The Most Important Range Work-Around You Need To Know
1:1, 2:1, 4:1… How Many Receivers Do I Really Need?
At around $4,000 per additional receiver for the Teradek Bolt 2000 system, you probably won’t want to buy any more receivers than you need to. Also, the more receivers you have floating around on set, the more issues you will have with people losing signal because for example, the director really wants to sit behind that 5 foot solid bank vault door and can’t understand why he keeps losing picture. So I keep my receivers to a minimum and ask video village to provide additional monitors and possibly daisy-chained wireless systems for key people who insist on having their own wireless monitor rigs. That being said, there are always two people that will absolutely need a receiver on set: the video assist person in order to provide a picture for their playback machine and video village, and my 1st AC who will be pulling focus wirelessly for me. Even though hypothetically your 1st AC could split the video signal out of video assist’s receiver, this is often not practical when that rx is far away from where you’re shooting and is probably already split to ten other monitors which means it will take forever to get picture to your 1st AC’s monitor every time video assist moves. So while you can sort of manage to get by with one receiver on set, your 1st AC will suffer a bit. It is very likely your Director will ask for their own wireless monitor rig and while I personally don’t believe it is my responsibility to provide this for them, I do like to accommodate as many people’s needs on set as possible, as a rule. Is it worth $4,000 for another receiver to please the big boss? That’s for you to decide. However, there is one other option that will cut that cost in half – enter the Teradek Sidekick.
The Teradek Sidekick – Expand Your Wireless Video System For Less Money
It sounds like a sales pitch, but that’s actually what the Sidekick does, so at least it’s an honest pitch. For around $2,000 you can connect a Sidekick receiver to any of the Bolt systems quickly and easily. It took me less than five minutes to add a Sidekick to my Bolt 2000 system, despite my skepticism and my allotted one hour of time I thought it would take to set it up. The important thing to note about the Sidekick is that it contains the shorter range 300 foot chipset similar to the Bolt 300 system, so you must manage it accordingly. If your focus puller is always a few feet away from you while they work, they are a perfect candidate for the Sidekick. If they prefer to camp out with a large monitor further away, maybe they get the Bolt 2000 receiver and you can have the Sidekick ready to go on a small monitor rig for your Director. There’s a lot of things you can do with an extra wireless video receiver on set and at $2,000 I consider it a small price to pay for a very convenient option.

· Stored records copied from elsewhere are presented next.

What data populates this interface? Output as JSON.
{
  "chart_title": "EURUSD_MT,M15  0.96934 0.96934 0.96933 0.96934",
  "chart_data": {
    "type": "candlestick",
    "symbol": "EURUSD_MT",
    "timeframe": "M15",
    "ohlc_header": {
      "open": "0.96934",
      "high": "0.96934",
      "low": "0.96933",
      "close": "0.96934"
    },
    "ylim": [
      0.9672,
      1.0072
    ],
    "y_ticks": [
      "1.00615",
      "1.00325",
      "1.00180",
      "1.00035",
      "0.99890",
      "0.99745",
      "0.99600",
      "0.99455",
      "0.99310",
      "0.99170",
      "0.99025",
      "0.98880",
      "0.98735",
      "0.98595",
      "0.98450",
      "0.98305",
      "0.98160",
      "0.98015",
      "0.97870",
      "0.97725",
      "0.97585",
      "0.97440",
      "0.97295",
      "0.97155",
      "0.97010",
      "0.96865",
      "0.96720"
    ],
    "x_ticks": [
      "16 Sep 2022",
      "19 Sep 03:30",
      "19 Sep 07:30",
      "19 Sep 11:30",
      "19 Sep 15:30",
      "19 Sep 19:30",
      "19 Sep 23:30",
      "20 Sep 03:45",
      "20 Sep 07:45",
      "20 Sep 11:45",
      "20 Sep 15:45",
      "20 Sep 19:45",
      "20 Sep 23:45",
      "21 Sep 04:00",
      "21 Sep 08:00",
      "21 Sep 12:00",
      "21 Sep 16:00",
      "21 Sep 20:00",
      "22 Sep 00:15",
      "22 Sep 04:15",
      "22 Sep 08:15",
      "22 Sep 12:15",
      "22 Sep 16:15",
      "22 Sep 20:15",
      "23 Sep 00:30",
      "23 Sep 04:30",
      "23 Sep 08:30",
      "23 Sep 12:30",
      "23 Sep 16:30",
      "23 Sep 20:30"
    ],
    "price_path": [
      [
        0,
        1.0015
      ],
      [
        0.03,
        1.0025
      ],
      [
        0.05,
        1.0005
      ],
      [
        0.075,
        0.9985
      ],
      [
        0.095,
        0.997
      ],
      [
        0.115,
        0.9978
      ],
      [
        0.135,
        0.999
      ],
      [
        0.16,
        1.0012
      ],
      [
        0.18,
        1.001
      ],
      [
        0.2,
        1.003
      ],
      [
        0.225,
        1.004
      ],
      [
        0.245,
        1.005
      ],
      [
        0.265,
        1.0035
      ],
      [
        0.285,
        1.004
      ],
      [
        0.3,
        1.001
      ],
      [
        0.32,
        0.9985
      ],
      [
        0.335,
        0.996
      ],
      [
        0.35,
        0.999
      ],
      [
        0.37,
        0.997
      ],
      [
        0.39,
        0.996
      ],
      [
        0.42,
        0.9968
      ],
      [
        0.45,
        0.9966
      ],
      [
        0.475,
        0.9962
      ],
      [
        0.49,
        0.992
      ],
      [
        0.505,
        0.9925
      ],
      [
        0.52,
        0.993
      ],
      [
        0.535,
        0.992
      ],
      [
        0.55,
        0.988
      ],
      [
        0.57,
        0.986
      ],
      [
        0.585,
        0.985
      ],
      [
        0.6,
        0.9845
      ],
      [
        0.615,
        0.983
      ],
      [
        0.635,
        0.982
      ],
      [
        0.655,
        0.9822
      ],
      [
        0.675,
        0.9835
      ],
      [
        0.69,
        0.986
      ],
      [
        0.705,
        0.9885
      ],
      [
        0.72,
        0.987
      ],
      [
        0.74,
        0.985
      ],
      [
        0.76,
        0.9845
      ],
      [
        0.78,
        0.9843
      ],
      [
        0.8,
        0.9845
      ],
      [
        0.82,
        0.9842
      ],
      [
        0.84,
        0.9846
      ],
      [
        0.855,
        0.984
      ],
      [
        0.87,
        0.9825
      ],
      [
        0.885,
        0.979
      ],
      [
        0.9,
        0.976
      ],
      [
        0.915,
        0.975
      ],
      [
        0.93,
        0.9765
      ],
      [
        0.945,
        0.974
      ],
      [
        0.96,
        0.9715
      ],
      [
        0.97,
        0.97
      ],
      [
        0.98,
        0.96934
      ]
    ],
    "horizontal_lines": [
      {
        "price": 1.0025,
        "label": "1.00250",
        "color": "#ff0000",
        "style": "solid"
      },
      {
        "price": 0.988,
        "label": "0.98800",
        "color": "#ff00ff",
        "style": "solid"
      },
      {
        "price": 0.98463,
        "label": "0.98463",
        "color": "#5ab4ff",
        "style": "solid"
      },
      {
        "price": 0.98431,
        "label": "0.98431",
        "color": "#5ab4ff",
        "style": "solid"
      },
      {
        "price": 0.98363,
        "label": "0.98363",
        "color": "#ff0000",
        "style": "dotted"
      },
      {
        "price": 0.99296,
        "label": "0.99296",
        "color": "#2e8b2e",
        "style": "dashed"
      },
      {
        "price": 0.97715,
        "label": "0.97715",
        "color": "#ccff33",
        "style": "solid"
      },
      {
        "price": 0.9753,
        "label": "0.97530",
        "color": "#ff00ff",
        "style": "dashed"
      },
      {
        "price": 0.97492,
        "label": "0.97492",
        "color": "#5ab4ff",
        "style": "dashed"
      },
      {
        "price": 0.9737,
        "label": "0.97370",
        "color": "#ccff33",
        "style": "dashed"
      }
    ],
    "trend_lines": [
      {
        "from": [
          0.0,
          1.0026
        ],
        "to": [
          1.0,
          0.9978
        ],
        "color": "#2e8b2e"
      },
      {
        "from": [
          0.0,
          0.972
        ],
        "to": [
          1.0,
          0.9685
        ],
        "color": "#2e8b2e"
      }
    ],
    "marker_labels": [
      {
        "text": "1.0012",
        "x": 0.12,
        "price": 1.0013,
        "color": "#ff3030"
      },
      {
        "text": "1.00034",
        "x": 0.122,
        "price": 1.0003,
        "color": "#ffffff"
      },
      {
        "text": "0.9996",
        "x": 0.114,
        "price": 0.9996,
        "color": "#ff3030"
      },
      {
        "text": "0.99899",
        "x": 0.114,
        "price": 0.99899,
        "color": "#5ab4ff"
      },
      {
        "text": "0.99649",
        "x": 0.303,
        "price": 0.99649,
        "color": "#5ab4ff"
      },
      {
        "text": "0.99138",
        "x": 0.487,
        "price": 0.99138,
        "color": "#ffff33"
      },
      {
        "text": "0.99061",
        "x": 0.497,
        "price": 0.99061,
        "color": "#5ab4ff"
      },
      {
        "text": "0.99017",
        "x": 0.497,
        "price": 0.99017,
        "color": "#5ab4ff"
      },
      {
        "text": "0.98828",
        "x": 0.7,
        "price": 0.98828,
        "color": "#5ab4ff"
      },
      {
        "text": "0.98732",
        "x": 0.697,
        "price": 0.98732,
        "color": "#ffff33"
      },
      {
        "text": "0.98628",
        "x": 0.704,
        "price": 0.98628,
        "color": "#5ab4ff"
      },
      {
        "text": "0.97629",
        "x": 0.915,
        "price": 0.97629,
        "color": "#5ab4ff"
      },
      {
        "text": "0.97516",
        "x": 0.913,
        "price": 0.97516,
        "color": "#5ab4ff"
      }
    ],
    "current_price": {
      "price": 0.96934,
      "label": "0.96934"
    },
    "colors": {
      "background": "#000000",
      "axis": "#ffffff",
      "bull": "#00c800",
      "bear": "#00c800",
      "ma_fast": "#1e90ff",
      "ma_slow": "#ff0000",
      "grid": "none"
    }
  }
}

Get the Picture and Shoot
If you’re a MōVI Operator like me, you’ve got a lot to manage during your shoot. Wireless video, wireless lens control, wireless gimbal controls, balancing and tuning your gimbal, the list goes on. The last thing you want to be worrying about all day long is whether video village is getting a signal from your camera. If you can’t afford to buy a Teradek Bolt 2000 system, consider renting one or perhaps the shorter range Teradek systems will get the job done for you. Just remember that the quality of your service as a camera operator will not only be judged by how great your shots are, but by how easy you are to work with and this means having the right tools for the job every time.
~ Sam Nuttmann, MoVI Operator / Cinematographer